**ACTIVITY**
Retrieve every line of the data holding the word "显示比例".

++++++++

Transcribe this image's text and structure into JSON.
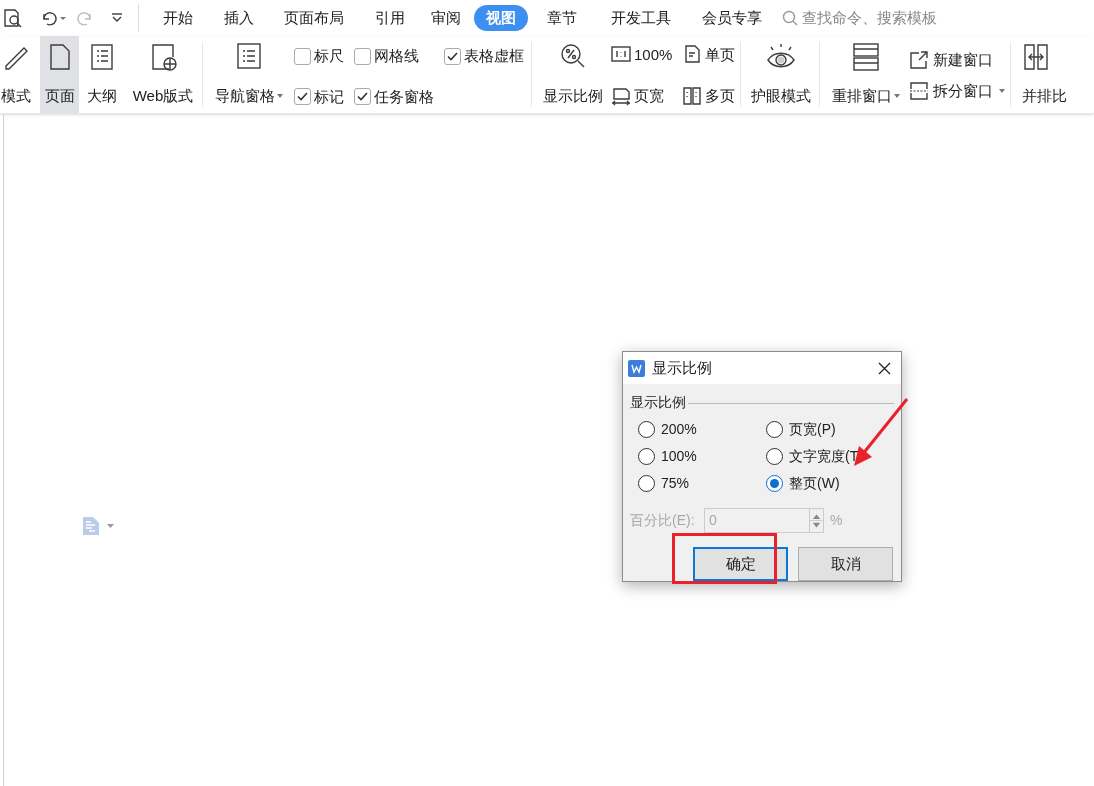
{
  "tabs": [
    {
      "label": "开始",
      "selected": false
    },
    {
      "label": "插入",
      "selected": false
    },
    {
      "label": "页面布局",
      "selected": false
    },
    {
      "label": "引用",
      "selected": false
    },
    {
      "label": "审阅",
      "selected": false
    },
    {
      "label": "视图",
      "selected": true
    },
    {
      "label": "章节",
      "selected": false
    },
    {
      "label": "开发工具",
      "selected": false
    },
    {
      "label": "会员专享",
      "selected": false
    }
  ],
  "search": {
    "placeholder": "查找命令、搜索模板"
  },
  "ribbon": {
    "view_modes": [
      {
        "label": "模式",
        "selected": false
      },
      {
        "label": "页面",
        "selected": true
      },
      {
        "label": "大纲",
        "selected": false
      },
      {
        "label": "Web版式",
        "selected": false
      }
    ],
    "navigation_pane": {
      "label": "导航窗格",
      "dropdown": true
    },
    "checkboxes": [
      {
        "label": "标尺",
        "checked": false
      },
      {
        "label": "标记",
        "checked": true
      },
      {
        "label": "网格线",
        "checked": false
      },
      {
        "label": "任务窗格",
        "checked": true
      },
      {
        "label": "表格虚框",
        "checked": true
      }
    ],
    "zoom": {
      "label": "显示比例"
    },
    "zoom_options": [
      {
        "label": "100%"
      },
      {
        "label": "页宽"
      },
      {
        "label": "单页"
      },
      {
        "label": "多页"
      }
    ],
    "eye_mode": {
      "label": "护眼模式"
    },
    "arrange": {
      "label": "重排窗口",
      "dropdown": true
    },
    "window_options": [
      {
        "label": "新建窗口",
        "dropdown": false
      },
      {
        "label": "拆分窗口",
        "dropdown": true
      }
    ],
    "compare": {
      "label": "并排比"
    }
  },
  "dialog": {
    "title": "显示比例",
    "group_label": "显示比例",
    "options": [
      {
        "label": "200%",
        "selected": false
      },
      {
        "label": "页宽(P)",
        "selected": false
      },
      {
        "label": "100%",
        "selected": false
      },
      {
        "label": "文字宽度(T",
        "selected": false
      },
      {
        "label": "75%",
        "selected": false
      },
      {
        "label": "整页(W)",
        "selected": true
      }
    ],
    "percent": {
      "label": "百分比(E):",
      "value": "0",
      "unit": "%",
      "disabled": true
    },
    "buttons": [
      {
        "label": "确定",
        "default": true
      },
      {
        "label": "取消",
        "default": false
      }
    ]
  }
}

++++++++

**FINAL ANSWER**
      "label": "显示比例"
    "title": "显示比例",
    "group_label": "显示比例",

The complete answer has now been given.